- Don’t rely on alcohol hand gels alone, handwashing is very important.

- Be especially careful to wash your hands after using the toilet or before touching food.

- If you have vomiting and diarrhoea symptoms:

- It is important to drink plenty of fluids to prevent dehydration, especially in the very young or the elderly. Remember you need to drink more than unusual to replace fluids lost from vomiting and diarrhoea

- Consult a pharmacist for advice on over-the-counter medicines to reduce any fever or aches and pains

- Get plenty of rest

- Stay away from work and keep children away from school until at least 48 hours after the symptoms have stopped. Don’t visit vulnerable family or friends, especially people in hospitals or care homes, to reduce the risk of passing the virus on.

There is no specific treatment for norovirus and seeing a doctor is not usually necessary. Don’t visit your GP or a hospital A&E department, to avoid passing the virus on to others. However, if you or your child has symptoms of severe dehydration, has bloody diarrhoea, your symptoms haven’t improved after a few days or you have a serious underlying health condition, telephone your GP or NHS 111 to get medical advice.

- If you are living in the same household as someone who has symptoms:

- Be careful when clearing up after someone who has been ill – wash your hands frequently.

- Disinfect any surfaces or objects that could be contaminated with a household cleaning product.

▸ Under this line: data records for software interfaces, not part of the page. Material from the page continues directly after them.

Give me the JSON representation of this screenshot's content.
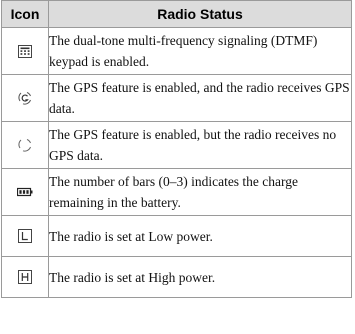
{
  "table": {
    "headers": {
      "icon": "Icon",
      "status": "Radio Status"
    },
    "rows": [
      {
        "icon": "keypad-icon",
        "text": "The dual-tone multi-frequency signaling (DTMF) keypad is enabled."
      },
      {
        "icon": "gps-data-icon",
        "text": "The GPS feature is enabled, and the radio receives GPS data."
      },
      {
        "icon": "gps-no-data-icon",
        "text": "The GPS feature is enabled, but the radio receives no GPS data."
      },
      {
        "icon": "battery-icon",
        "text": "The number of bars (0–3) indicates the charge remaining in the battery."
      },
      {
        "icon": "low-power-icon",
        "text": "The radio is set at Low power."
      },
      {
        "icon": "high-power-icon",
        "text": "The radio is set at High power."
      }
    ]
  }
}
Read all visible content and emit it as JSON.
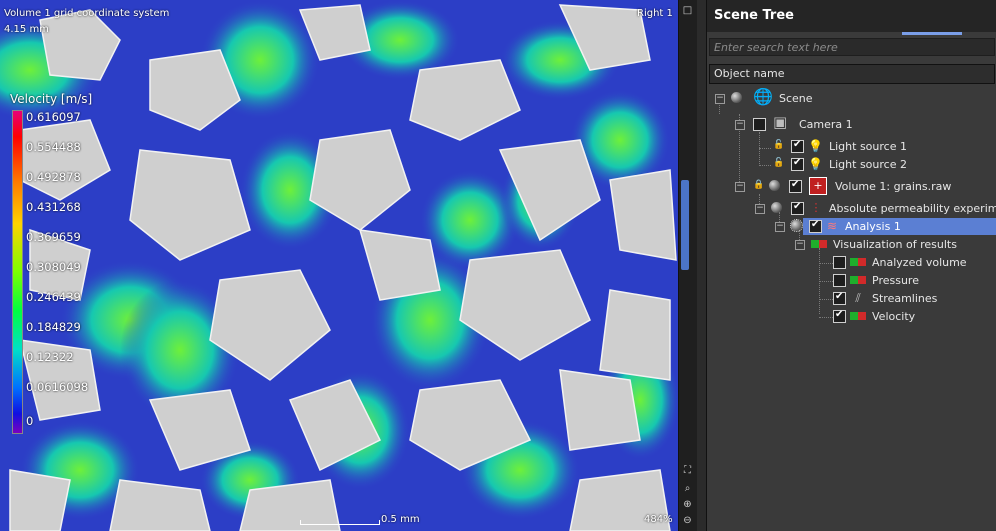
{
  "viewport": {
    "title": "Volume 1 grid coordinate system",
    "size_text": "4.15 mm",
    "view_name": "Right 1",
    "scale_text": "0.5 mm",
    "zoom_text": "484%"
  },
  "legend": {
    "title": "Velocity [m/s]",
    "ticks": [
      "0.616097",
      "0.554488",
      "0.492878",
      "0.431268",
      "0.369659",
      "0.308049",
      "0.246439",
      "0.184829",
      "0.12322",
      "0.0616098",
      "0"
    ]
  },
  "panel": {
    "title": "Scene Tree",
    "search_placeholder": "Enter search text here",
    "column_header": "Object name"
  },
  "tree": [
    {
      "label": "Scene",
      "icon": "globe-icon",
      "checked": null
    },
    {
      "label": "Camera 1",
      "icon": "camera-icon",
      "checked": false
    },
    {
      "label": "Light source 1",
      "icon": "lightbulb-icon",
      "checked": true
    },
    {
      "label": "Light source 2",
      "icon": "lightbulb-icon",
      "checked": true
    },
    {
      "label": "Volume 1: grains.raw",
      "icon": "volume-icon",
      "checked": true
    },
    {
      "label": "Absolute permeability experiment",
      "icon": "experiment-icon",
      "checked": true
    },
    {
      "label": "Analysis 1",
      "icon": "analysis-icon",
      "checked": true,
      "selected": true
    },
    {
      "label": "Visualization of results",
      "icon": "visualization-icon",
      "checked": null
    },
    {
      "label": "Analyzed volume",
      "icon": "result-icon",
      "checked": false
    },
    {
      "label": "Pressure",
      "icon": "result-icon",
      "checked": false
    },
    {
      "label": "Streamlines",
      "icon": "streamlines-icon",
      "checked": true
    },
    {
      "label": "Velocity",
      "icon": "result-icon",
      "checked": true
    }
  ],
  "colors": {
    "selection": "#5b7fd3",
    "panel_bg": "#3a3a3a",
    "grain": "#d0d0d0",
    "flow_low": "#2e3fc8",
    "flow_high": "#5ee03a"
  }
}
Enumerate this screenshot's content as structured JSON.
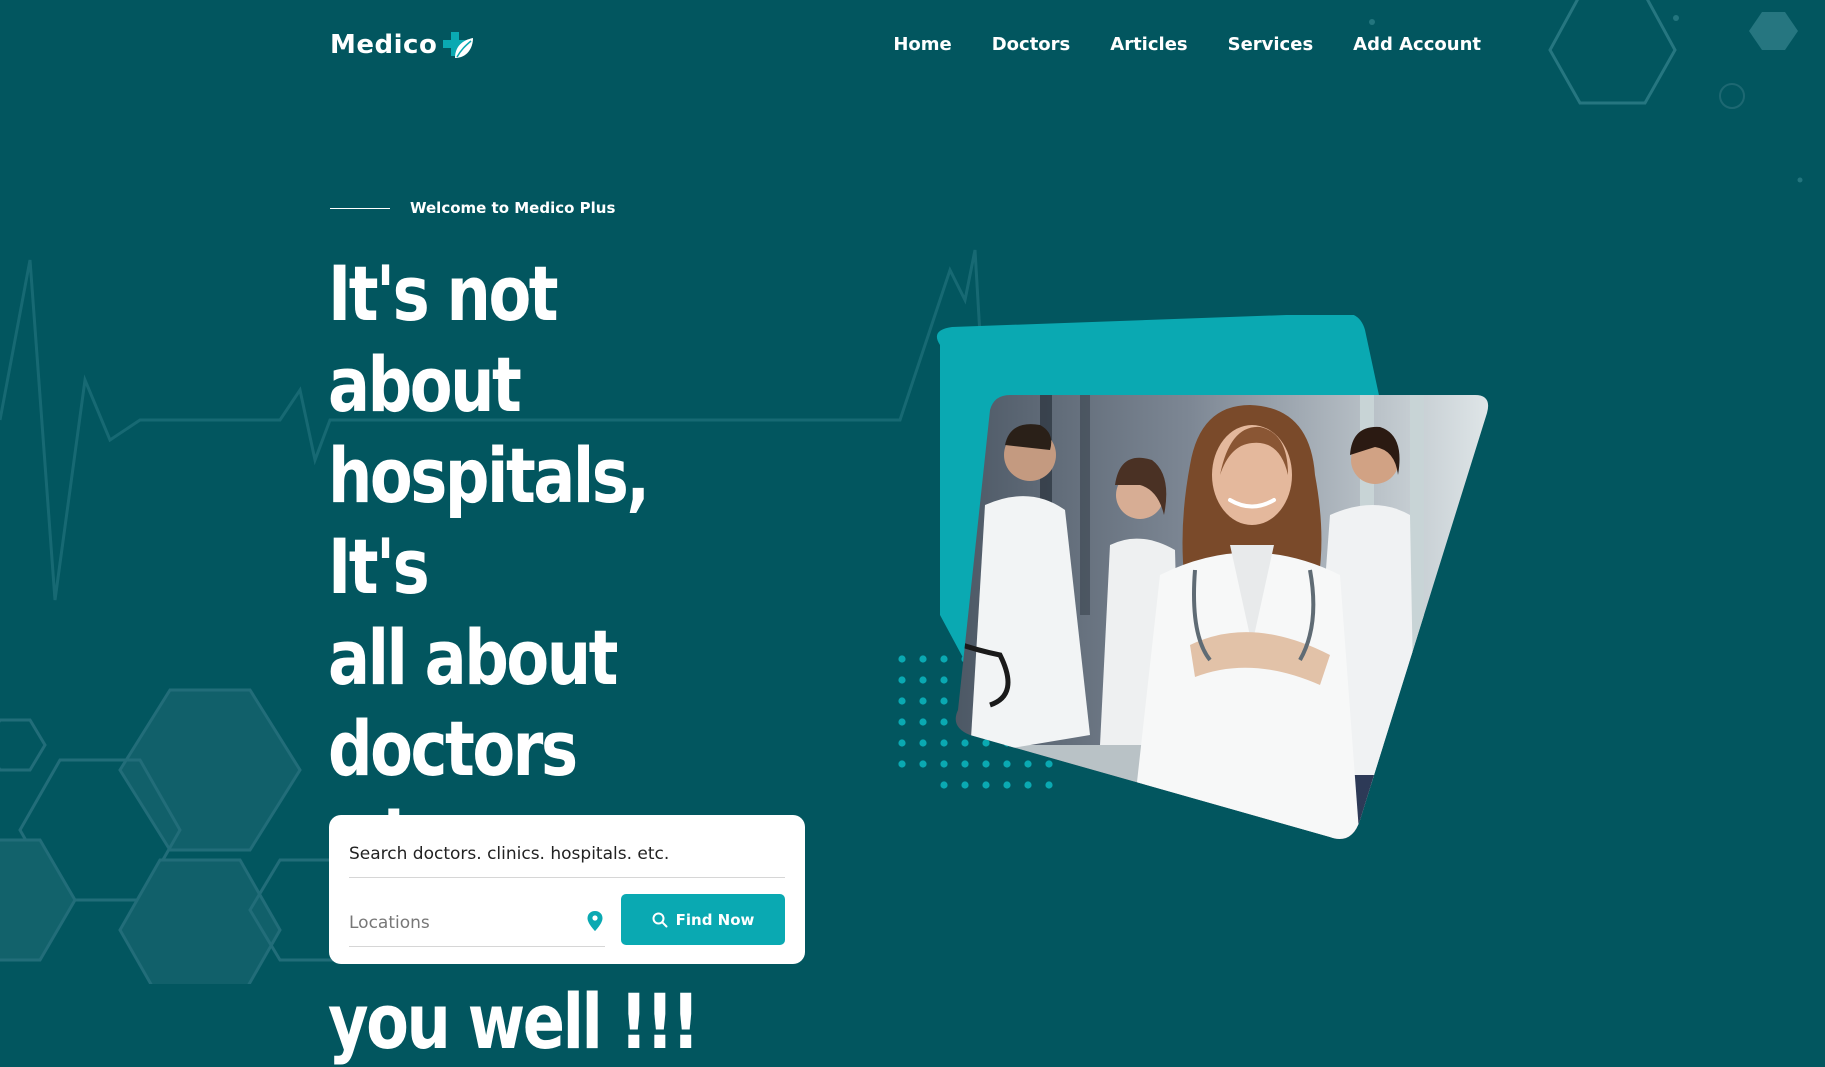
{
  "brand": {
    "name": "Medico",
    "accent": "#0aa9b2",
    "background": "#02565f"
  },
  "nav": {
    "items": [
      {
        "label": "Home"
      },
      {
        "label": "Doctors"
      },
      {
        "label": "Articles"
      },
      {
        "label": "Services"
      },
      {
        "label": "Add Account"
      }
    ]
  },
  "hero": {
    "eyebrow": "Welcome to Medico Plus",
    "headline": "It's not about\nhospitals, It's\nall about\ndoctors who\ncan treat\nyou well !!!",
    "image_icon": "doctors-photo"
  },
  "search": {
    "query_placeholder": "Search doctors. clinics. hospitals. etc.",
    "location_placeholder": "Locations",
    "location_icon": "map-pin-icon",
    "button_label": "Find Now",
    "button_icon": "search-icon"
  }
}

- Wash any items of clothing, bedding, or towels that could have been contaminated on a separate hot wash, to ensure the virus is killed.